## Task to carry out
Give back all the records below, unaltered.
:::::
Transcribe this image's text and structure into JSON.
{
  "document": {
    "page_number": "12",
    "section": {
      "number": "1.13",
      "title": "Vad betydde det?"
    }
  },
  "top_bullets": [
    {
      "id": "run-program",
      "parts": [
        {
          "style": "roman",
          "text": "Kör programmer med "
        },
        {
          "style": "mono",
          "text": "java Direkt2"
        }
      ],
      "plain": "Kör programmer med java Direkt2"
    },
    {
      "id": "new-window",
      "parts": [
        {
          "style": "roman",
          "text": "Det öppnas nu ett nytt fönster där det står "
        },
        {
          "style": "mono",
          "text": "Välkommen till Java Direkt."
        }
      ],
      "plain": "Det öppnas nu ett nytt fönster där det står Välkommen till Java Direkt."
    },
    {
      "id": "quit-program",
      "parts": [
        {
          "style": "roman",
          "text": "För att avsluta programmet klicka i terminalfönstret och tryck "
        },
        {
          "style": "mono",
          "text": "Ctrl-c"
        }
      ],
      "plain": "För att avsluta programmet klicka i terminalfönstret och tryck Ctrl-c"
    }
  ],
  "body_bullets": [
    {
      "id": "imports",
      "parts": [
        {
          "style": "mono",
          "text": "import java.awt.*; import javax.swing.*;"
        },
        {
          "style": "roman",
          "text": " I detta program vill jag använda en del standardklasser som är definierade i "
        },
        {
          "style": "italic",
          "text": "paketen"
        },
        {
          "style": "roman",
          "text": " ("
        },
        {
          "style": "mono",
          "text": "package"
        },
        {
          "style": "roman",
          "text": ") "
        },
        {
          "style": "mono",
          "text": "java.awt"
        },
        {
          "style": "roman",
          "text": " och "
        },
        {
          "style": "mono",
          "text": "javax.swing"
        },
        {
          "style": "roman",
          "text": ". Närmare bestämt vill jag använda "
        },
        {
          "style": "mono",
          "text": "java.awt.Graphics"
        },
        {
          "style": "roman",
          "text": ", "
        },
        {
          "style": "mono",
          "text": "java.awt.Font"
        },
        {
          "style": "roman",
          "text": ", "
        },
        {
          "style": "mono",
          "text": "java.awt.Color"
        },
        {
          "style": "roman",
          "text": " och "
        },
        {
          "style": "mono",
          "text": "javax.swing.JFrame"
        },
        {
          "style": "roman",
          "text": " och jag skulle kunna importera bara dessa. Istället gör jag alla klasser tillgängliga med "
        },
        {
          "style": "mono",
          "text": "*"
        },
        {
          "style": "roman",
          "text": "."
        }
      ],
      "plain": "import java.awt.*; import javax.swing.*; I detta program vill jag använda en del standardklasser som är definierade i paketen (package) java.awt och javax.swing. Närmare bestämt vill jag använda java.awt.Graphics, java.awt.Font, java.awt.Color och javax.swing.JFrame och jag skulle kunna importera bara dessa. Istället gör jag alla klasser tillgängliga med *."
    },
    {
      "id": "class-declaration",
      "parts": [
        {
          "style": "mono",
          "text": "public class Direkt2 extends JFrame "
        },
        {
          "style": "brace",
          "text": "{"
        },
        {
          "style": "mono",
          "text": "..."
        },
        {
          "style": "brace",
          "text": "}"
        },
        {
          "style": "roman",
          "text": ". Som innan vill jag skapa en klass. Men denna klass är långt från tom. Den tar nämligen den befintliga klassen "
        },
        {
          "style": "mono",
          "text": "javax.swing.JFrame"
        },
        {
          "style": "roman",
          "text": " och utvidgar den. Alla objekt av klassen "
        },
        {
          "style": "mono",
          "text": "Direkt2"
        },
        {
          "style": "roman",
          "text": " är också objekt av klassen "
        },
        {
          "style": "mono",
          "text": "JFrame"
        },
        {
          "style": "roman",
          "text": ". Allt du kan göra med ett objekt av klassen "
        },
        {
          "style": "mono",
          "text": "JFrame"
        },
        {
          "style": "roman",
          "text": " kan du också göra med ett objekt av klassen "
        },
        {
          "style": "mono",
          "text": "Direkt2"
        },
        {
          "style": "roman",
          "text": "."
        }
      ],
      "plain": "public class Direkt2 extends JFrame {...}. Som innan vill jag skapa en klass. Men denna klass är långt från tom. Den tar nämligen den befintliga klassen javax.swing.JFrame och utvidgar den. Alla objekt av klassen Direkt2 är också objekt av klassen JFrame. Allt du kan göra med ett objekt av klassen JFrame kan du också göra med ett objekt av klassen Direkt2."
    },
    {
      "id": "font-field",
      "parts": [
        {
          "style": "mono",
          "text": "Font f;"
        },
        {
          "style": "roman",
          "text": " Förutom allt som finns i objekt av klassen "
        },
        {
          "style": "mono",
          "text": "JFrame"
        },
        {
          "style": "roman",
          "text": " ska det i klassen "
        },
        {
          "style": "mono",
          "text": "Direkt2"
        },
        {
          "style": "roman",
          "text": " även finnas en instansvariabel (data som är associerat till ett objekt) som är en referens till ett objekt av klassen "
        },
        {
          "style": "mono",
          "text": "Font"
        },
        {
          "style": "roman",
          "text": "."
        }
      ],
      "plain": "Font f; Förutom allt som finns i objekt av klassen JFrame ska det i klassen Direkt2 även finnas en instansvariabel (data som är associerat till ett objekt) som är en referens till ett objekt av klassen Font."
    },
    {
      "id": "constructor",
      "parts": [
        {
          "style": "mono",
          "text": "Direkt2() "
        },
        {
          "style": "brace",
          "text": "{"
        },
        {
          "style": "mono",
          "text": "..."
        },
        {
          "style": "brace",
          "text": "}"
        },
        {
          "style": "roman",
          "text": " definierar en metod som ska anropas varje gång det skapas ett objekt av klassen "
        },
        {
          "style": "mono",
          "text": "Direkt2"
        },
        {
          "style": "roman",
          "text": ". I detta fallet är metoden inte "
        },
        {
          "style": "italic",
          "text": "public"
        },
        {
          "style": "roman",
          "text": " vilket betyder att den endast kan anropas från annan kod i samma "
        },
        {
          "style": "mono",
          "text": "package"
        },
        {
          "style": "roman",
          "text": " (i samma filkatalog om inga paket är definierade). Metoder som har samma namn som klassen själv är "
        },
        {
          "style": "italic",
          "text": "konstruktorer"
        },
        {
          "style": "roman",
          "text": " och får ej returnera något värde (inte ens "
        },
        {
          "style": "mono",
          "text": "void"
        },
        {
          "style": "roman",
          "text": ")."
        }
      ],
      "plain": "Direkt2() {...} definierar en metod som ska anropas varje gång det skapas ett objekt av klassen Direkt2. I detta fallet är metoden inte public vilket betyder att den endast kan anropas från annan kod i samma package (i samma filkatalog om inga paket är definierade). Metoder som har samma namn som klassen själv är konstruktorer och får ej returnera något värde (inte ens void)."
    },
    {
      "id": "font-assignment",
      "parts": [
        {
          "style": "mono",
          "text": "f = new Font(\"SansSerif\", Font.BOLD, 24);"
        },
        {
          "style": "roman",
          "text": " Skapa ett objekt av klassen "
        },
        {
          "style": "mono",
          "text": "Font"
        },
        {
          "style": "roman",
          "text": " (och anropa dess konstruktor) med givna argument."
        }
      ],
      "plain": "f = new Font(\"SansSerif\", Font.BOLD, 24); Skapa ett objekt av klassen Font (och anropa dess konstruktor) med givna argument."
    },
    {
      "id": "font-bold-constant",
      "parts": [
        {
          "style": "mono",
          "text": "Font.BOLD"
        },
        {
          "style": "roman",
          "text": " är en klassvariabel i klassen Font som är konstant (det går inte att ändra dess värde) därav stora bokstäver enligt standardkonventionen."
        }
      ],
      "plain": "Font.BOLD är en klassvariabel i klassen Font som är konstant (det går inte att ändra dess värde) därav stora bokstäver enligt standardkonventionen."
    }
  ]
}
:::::
## Answer
Transcribe this image's text and structure into JSON.
{
  "document": {
    "page_number": "12",
    "section": {
      "number": "1.13",
      "title": "Vad betydde det?"
    }
  },
  "top_bullets": [
    {
      "id": "run-program",
      "parts": [
        {
          "style": "roman",
          "text": "Kör programmer med "
        },
        {
          "style": "mono",
          "text": "java Direkt2"
        }
      ],
      "plain": "Kör programmer med java Direkt2"
    },
    {
      "id": "new-window",
      "parts": [
        {
          "style": "roman",
          "text": "Det öppnas nu ett nytt fönster där det står "
        },
        {
          "style": "mono",
          "text": "Välkommen till Java Direkt."
        }
      ],
      "plain": "Det öppnas nu ett nytt fönster där det står Välkommen till Java Direkt."
    },
    {
      "id": "quit-program",
      "parts": [
        {
          "style": "roman",
          "text": "För att avsluta programmet klicka i terminalfönstret och tryck "
        },
        {
          "style": "mono",
          "text": "Ctrl-c"
        }
      ],
      "plain": "För att avsluta programmet klicka i terminalfönstret och tryck Ctrl-c"
    }
  ],
  "body_bullets": [
    {
      "id": "imports",
      "parts": [
        {
          "style": "mono",
          "text": "import java.awt.*; import javax.swing.*;"
        },
        {
          "style": "roman",
          "text": " I detta program vill jag använda en del standardklasser som är definierade i "
        },
        {
          "style": "italic",
          "text": "paketen"
        },
        {
          "style": "roman",
          "text": " ("
        },
        {
          "style": "mono",
          "text": "package"
        },
        {
          "style": "roman",
          "text": ") "
        },
        {
          "style": "mono",
          "text": "java.awt"
        },
        {
          "style": "roman",
          "text": " och "
        },
        {
          "style": "mono",
          "text": "javax.swing"
        },
        {
          "style": "roman",
          "text": ". Närmare bestämt vill jag använda "
        },
        {
          "style": "mono",
          "text": "java.awt.Graphics"
        },
        {
          "style": "roman",
          "text": ", "
        },
        {
          "style": "mono",
          "text": "java.awt.Font"
        },
        {
          "style": "roman",
          "text": ", "
        },
        {
          "style": "mono",
          "text": "java.awt.Color"
        },
        {
          "style": "roman",
          "text": " och "
        },
        {
          "style": "mono",
          "text": "javax.swing.JFrame"
        },
        {
          "style": "roman",
          "text": " och jag skulle kunna importera bara dessa. Istället gör jag alla klasser tillgängliga med "
        },
        {
          "style": "mono",
          "text": "*"
        },
        {
          "style": "roman",
          "text": "."
        }
      ],
      "plain": "import java.awt.*; import javax.swing.*; I detta program vill jag använda en del standardklasser som är definierade i paketen (package) java.awt och javax.swing. Närmare bestämt vill jag använda java.awt.Graphics, java.awt.Font, java.awt.Color och javax.swing.JFrame och jag skulle kunna importera bara dessa. Istället gör jag alla klasser tillgängliga med *."
    },
    {
      "id": "class-declaration",
      "parts": [
        {
          "style": "mono",
          "text": "public class Direkt2 extends JFrame "
        },
        {
          "style": "brace",
          "text": "{"
        },
        {
          "style": "mono",
          "text": "..."
        },
        {
          "style": "brace",
          "text": "}"
        },
        {
          "style": "roman",
          "text": ". Som innan vill jag skapa en klass. Men denna klass är långt från tom. Den tar nämligen den befintliga klassen "
        },
        {
          "style": "mono",
          "text": "javax.swing.JFrame"
        },
        {
          "style": "roman",
          "text": " och utvidgar den. Alla objekt av klassen "
        },
        {
          "style": "mono",
          "text": "Direkt2"
        },
        {
          "style": "roman",
          "text": " är också objekt av klassen "
        },
        {
          "style": "mono",
          "text": "JFrame"
        },
        {
          "style": "roman",
          "text": ". Allt du kan göra med ett objekt av klassen "
        },
        {
          "style": "mono",
          "text": "JFrame"
        },
        {
          "style": "roman",
          "text": " kan du också göra med ett objekt av klassen "
        },
        {
          "style": "mono",
          "text": "Direkt2"
        },
        {
          "style": "roman",
          "text": "."
        }
      ],
      "plain": "public class Direkt2 extends JFrame {...}. Som innan vill jag skapa en klass. Men denna klass är långt från tom. Den tar nämligen den befintliga klassen javax.swing.JFrame och utvidgar den. Alla objekt av klassen Direkt2 är också objekt av klassen JFrame. Allt du kan göra med ett objekt av klassen JFrame kan du också göra med ett objekt av klassen Direkt2."
    },
    {
      "id": "font-field",
      "parts": [
        {
          "style": "mono",
          "text": "Font f;"
        },
        {
          "style": "roman",
          "text": " Förutom allt som finns i objekt av klassen "
        },
        {
          "style": "mono",
          "text": "JFrame"
        },
        {
          "style": "roman",
          "text": " ska det i klassen "
        },
        {
          "style": "mono",
          "text": "Direkt2"
        },
        {
          "style": "roman",
          "text": " även finnas en instansvariabel (data som är associerat till ett objekt) som är en referens till ett objekt av klassen "
        },
        {
          "style": "mono",
          "text": "Font"
        },
        {
          "style": "roman",
          "text": "."
        }
      ],
      "plain": "Font f; Förutom allt som finns i objekt av klassen JFrame ska det i klassen Direkt2 även finnas en instansvariabel (data som är associerat till ett objekt) som är en referens till ett objekt av klassen Font."
    },
    {
      "id": "constructor",
      "parts": [
        {
          "style": "mono",
          "text": "Direkt2() "
        },
        {
          "style": "brace",
          "text": "{"
        },
        {
          "style": "mono",
          "text": "..."
        },
        {
          "style": "brace",
          "text": "}"
        },
        {
          "style": "roman",
          "text": " definierar en metod som ska anropas varje gång det skapas ett objekt av klassen "
        },
        {
          "style": "mono",
          "text": "Direkt2"
        },
        {
          "style": "roman",
          "text": ". I detta fallet är metoden inte "
        },
        {
          "style": "italic",
          "text": "public"
        },
        {
          "style": "roman",
          "text": " vilket betyder att den endast kan anropas från annan kod i samma "
        },
        {
          "style": "mono",
          "text": "package"
        },
        {
          "style": "roman",
          "text": " (i samma filkatalog om inga paket är definierade). Metoder som har samma namn som klassen själv är "
        },
        {
          "style": "italic",
          "text": "konstruktorer"
        },
        {
          "style": "roman",
          "text": " och får ej returnera något värde (inte ens "
        },
        {
          "style": "mono",
          "text": "void"
        },
        {
          "style": "roman",
          "text": ")."
        }
      ],
      "plain": "Direkt2() {...} definierar en metod som ska anropas varje gång det skapas ett objekt av klassen Direkt2. I detta fallet är metoden inte public vilket betyder att den endast kan anropas från annan kod i samma package (i samma filkatalog om inga paket är definierade). Metoder som har samma namn som klassen själv är konstruktorer och får ej returnera något värde (inte ens void)."
    },
    {
      "id": "font-assignment",
      "parts": [
        {
          "style": "mono",
          "text": "f = new Font(\"SansSerif\", Font.BOLD, 24);"
        },
        {
          "style": "roman",
          "text": " Skapa ett objekt av klassen "
        },
        {
          "style": "mono",
          "text": "Font"
        },
        {
          "style": "roman",
          "text": " (och anropa dess konstruktor) med givna argument."
        }
      ],
      "plain": "f = new Font(\"SansSerif\", Font.BOLD, 24); Skapa ett objekt av klassen Font (och anropa dess konstruktor) med givna argument."
    },
    {
      "id": "font-bold-constant",
      "parts": [
        {
          "style": "mono",
          "text": "Font.BOLD"
        },
        {
          "style": "roman",
          "text": " är en klassvariabel i klassen Font som är konstant (det går inte att ändra dess värde) därav stora bokstäver enligt standardkonventionen."
        }
      ],
      "plain": "Font.BOLD är en klassvariabel i klassen Font som är konstant (det går inte att ändra dess värde) därav stora bokstäver enligt standardkonventionen."
    }
  ]
}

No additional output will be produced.